Beaker pottery, an intrusive design from continental Europe, bridges the Neolithic & Bronze Ages (acronymed as LANEBA). A good collection was excavated at Poldowrian fabricated in Lizard gabbroic material. Pollen deposits from barrows elsewhere suggest they may have contained an early intoxicant in the form of mead.
Slightly later is pottery first noticed in Devon and named Hembury, after the site which is towards the eastern edge of its area. Unfailingly gabbroic its origins were certainly farther west.
Trevisker Ware follows on, this time with a Cornish name. The large pot in the Bronze Age house at Boden is of the type, gabbroic with crushed gabbro admix as a temper. Its weight & size⁸ dictate manufacture in situ. Possibly used as a food store, it is suggested they may have also performed as water containers on boats.
Late Bronze Age Plain Ware is a good description. Found at Boden in its gabbroic form, a collection from Brean Down was carbon dated to C11-C9 BC (Woodward 1990)
Plain Jar Group dated by Henrietta Quinnell at Trevelgue Head between C6 & C4 BC is also present in gabbroic form at Boden and Halligye. Attempts to annul its description are made at Gurnards Head cliff castle near Zennor & Carn Euny, both locations providing examples with stamped decoration.
South West Decorated Ware occupies the niche from 300BC - late C1 BC the Middle Iron Age during which time pottery fabric was heavily reliant on gabbroic clay, which reached the Scillies for the first time during this period.
Cordoned Ware of the Late Iron Age is related to French imports into Dorset & Devon & was used into the Roman period. Horizontal strips of clay proud of the surface provide the name. The absence of food storage & drinking vessels in SWD Ware was remedied. Found at Boden &, of course gabbroic.

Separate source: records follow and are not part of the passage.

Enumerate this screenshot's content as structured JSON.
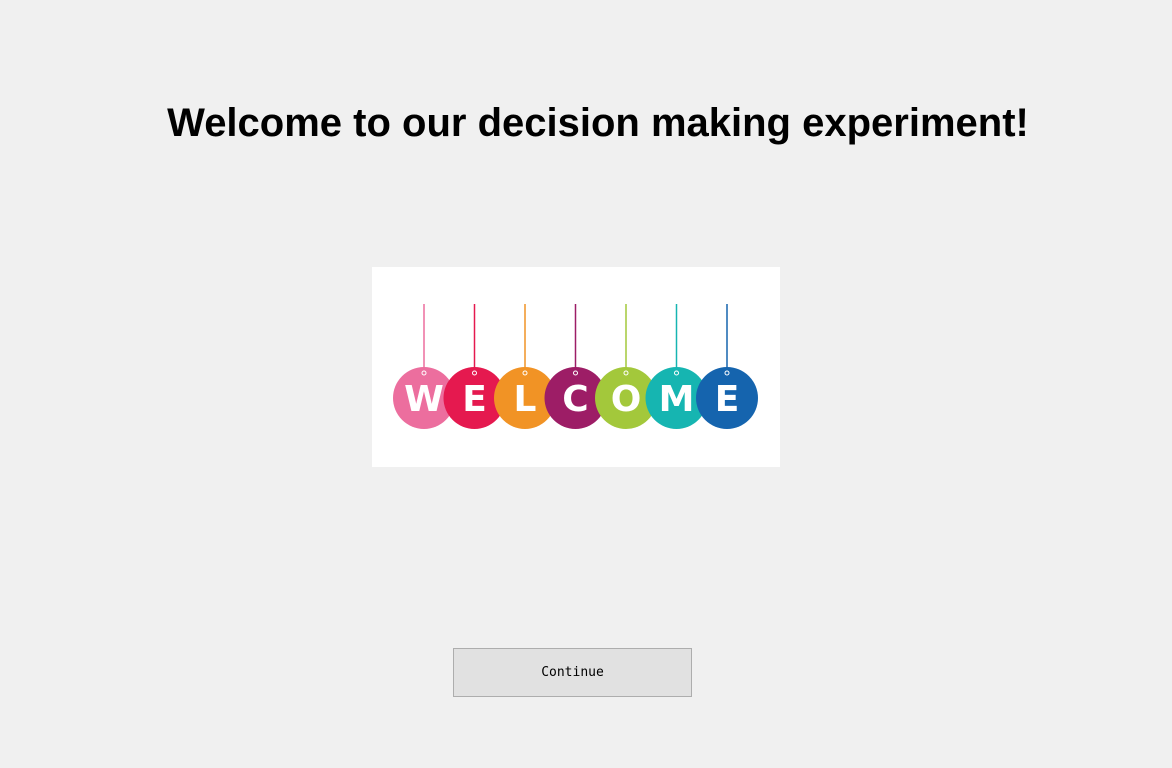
{
  "page": {
    "title": "Welcome to our decision making experiment!"
  },
  "banner": {
    "letters": [
      "W",
      "E",
      "L",
      "C",
      "O",
      "M",
      "E"
    ],
    "colors": [
      "#ec6e9e",
      "#e5194f",
      "#f19325",
      "#9d1d66",
      "#a3c83b",
      "#16b5b1",
      "#1564ae"
    ]
  },
  "buttons": {
    "continue_label": "Continue"
  }
}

A mention of Food Vessels might fill a gap. Early Bronze Age of unknown purpose, they were named to distinguish them from Beakers & their association with drinking & are related to collared urns. It is suggested that the vessel which eroded out of the Herra at Gillan in 1985 might be described as a Lugged Food Vessel...or a Collared Urn without a collar (personal comment James Gossip).

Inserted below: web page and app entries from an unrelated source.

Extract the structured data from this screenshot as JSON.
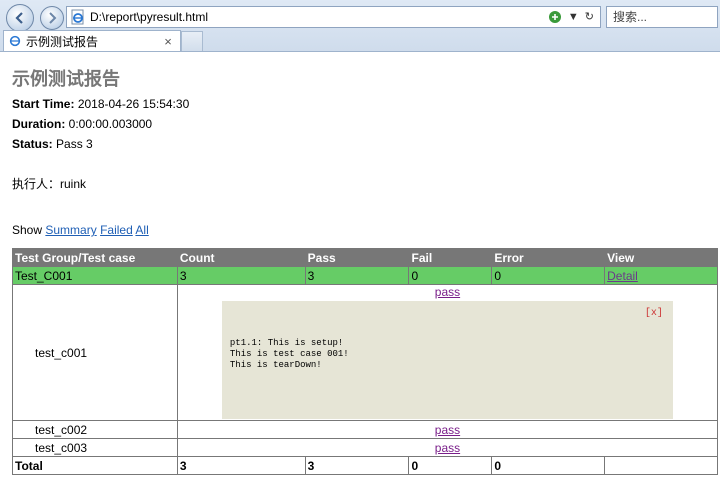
{
  "browser": {
    "address": "D:\\report\\pyresult.html",
    "search_placeholder": "搜索...",
    "tab_title": "示例测试报告",
    "tab_close": "×",
    "addr_dropdown": "▼",
    "addr_refresh": "↻"
  },
  "report": {
    "title": "示例测试报告",
    "start_time_label": "Start Time:",
    "start_time_value": "2018-04-26 15:54:30",
    "duration_label": "Duration:",
    "duration_value": "0:00:00.003000",
    "status_label": "Status:",
    "status_value": "Pass 3",
    "executor": "执行人：ruink",
    "show_label": "Show",
    "filter_summary": "Summary",
    "filter_failed": "Failed",
    "filter_all": "All"
  },
  "table": {
    "headers": [
      "Test Group/Test case",
      "Count",
      "Pass",
      "Fail",
      "Error",
      "View"
    ],
    "group": {
      "name": "Test_C001",
      "count": "3",
      "pass": "3",
      "fail": "0",
      "error": "0",
      "view": "Detail"
    },
    "cases": [
      {
        "name": "test_c001",
        "result": "pass",
        "output_close": "[x]",
        "output": "pt1.1: This is setup!\nThis is test case 001!\nThis is tearDown!"
      },
      {
        "name": "test_c002",
        "result": "pass"
      },
      {
        "name": "test_c003",
        "result": "pass"
      }
    ],
    "total": {
      "label": "Total",
      "count": "3",
      "pass": "3",
      "fail": "0",
      "error": "0"
    }
  },
  "colors": {
    "header_bg": "#777777",
    "group_bg": "#66cc66",
    "popup_bg": "#e6e5d6",
    "link": "#1f5fb5"
  }
}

This brief gloss needs only to conclude that none of this pot was glazed nor thrown on a wheel - until the Scientific Method suggests otherwise.
¹A comment I made in a previous entry to this Blog needs slight modification. In Scratching the Surface of the Lizard I noted that Lizard potters of antiquity & prehistory chose to use gabbroic clay instead of loess. Now we have a loessic gabbroic mix & an illustration of the Scientific Method at work.
² Known locally as Armorica this becomes America in written legacy & is transferred across the Atlantic in description of discoveries usurped by the likes of Amerigo Vespucci, whose claim is hereby annulled.
³ Dugouts were fitted with wash strakes; baulks of timber were carved & sewn together; planks were riven & trenailed.
⁴ Hanging in London, it is still rung on the news of shipping loss insured by Lloyds.
⁵ Carl Thorpe's lecture to St Keverne History Society, July 1st, 2016 on the Romans in Cornwall.
⁵ Jo Pye's PhD thesis (in preparation) on Cornish Placenames describes a linguistic line from Lanivet to the River Par, marginally West of Carl's. Two very different approaches homing in on the same location - were the line to be drawn with a thick enough pen.
⁶ Imogen Wood, PhD Thesis; Changing the fabric of life in Post-Roman and Early Medieval Cornwall: an investigation into social change through petrographic analysis.
⁷ Lucy Harrad; Gabbroic clay sources in Cornwall: a petrographic study of prehistoric pottery and clay samples; Oxford Journal of Archaeology, Volume 23, Number 3, August 2004 , pp. 271-286.
⁸ 3 feet high, capacity 57 imperial gallons.